Chalmers Conferences, 9th European Conference on Mathematical and Theoretical Biology

Pattern Formation in a Generalized Phyllotactic System
Robert Beyer

Last modified: 2014-06-12


In 1868 botanist Wilhelm Hofmeister hypothesized that, at the tip of a plant's shoot, new leaves form in regular time intervals (the plastochrone) and in the position where previously formed leaves leave the largest available space.
Based on this, Douady and Couder (1996) developed a mathematical model able to reproduce patterns often observed in nature such as the eventual constancy of the divergence angle drawn by two successive leaves, its relation to the golden angle, and the appearance of the Fibonacci numbers in spiral patterns generated by the spatial configuration of leaves.
This 2D model, describing processes on the shoot's surface, generalized straightforwardly to other dimensions. We simulated the three-dimensional case.
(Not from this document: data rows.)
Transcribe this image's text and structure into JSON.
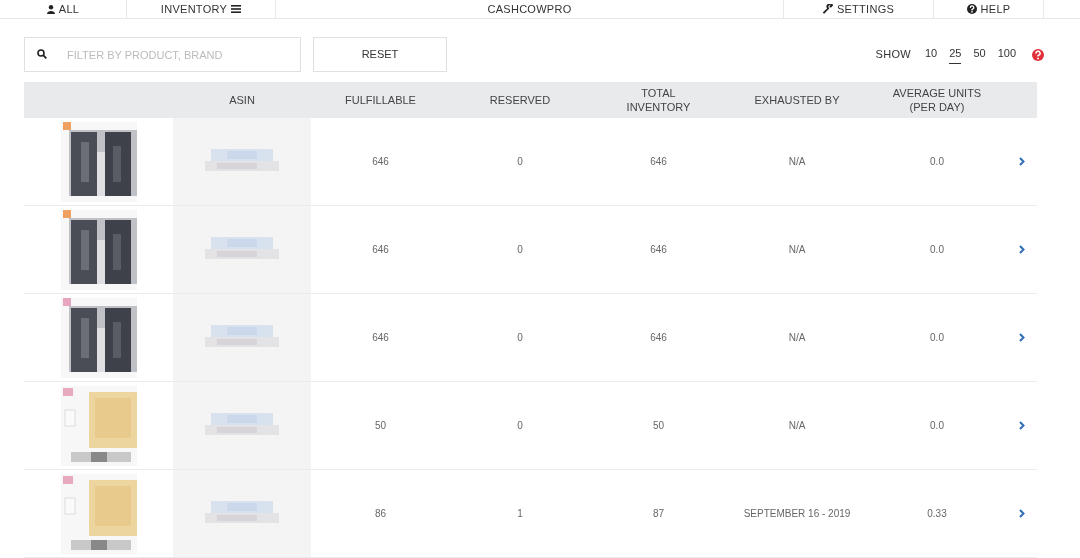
{
  "nav": {
    "items": [
      {
        "label": "ALL"
      },
      {
        "label": "INVENTORY"
      }
    ],
    "brand": "CASHCOWPRO",
    "right_items": [
      {
        "label": "SETTINGS"
      },
      {
        "label": "HELP"
      }
    ]
  },
  "toolbar": {
    "search": {
      "placeholder": "FILTER BY PRODUCT, BRAND"
    },
    "reset": "RESET",
    "show_label": "SHOW",
    "page_sizes": [
      {
        "label": "10",
        "selected": false
      },
      {
        "label": "25",
        "selected": true
      },
      {
        "label": "50",
        "selected": false
      },
      {
        "label": "100",
        "selected": false
      }
    ]
  },
  "table": {
    "columns": [
      "ASIN",
      "FULFILLABLE",
      "RESERVED",
      "TOTAL INVENTORY",
      "EXHAUSTED BY",
      "AVERAGE UNITS (PER DAY)"
    ],
    "rows": [
      {
        "fulfillable": "646",
        "reserved": "0",
        "total": "646",
        "exhausted_by": "N/A",
        "average": "0.0"
      },
      {
        "fulfillable": "646",
        "reserved": "0",
        "total": "646",
        "exhausted_by": "N/A",
        "average": "0.0"
      },
      {
        "fulfillable": "646",
        "reserved": "0",
        "total": "646",
        "exhausted_by": "N/A",
        "average": "0.0"
      },
      {
        "fulfillable": "50",
        "reserved": "0",
        "total": "50",
        "exhausted_by": "N/A",
        "average": "0.0"
      },
      {
        "fulfillable": "86",
        "reserved": "1",
        "total": "87",
        "exhausted_by": "SEPTEMBER 16 - 2019",
        "average": "0.33"
      }
    ]
  }
}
The generalized divergence angles show unexpected patterns of convergence (as in 2D), but additionally periodicity as well as chaos.


Phyllotaxis, Dynamical Systems, Packing Efficiency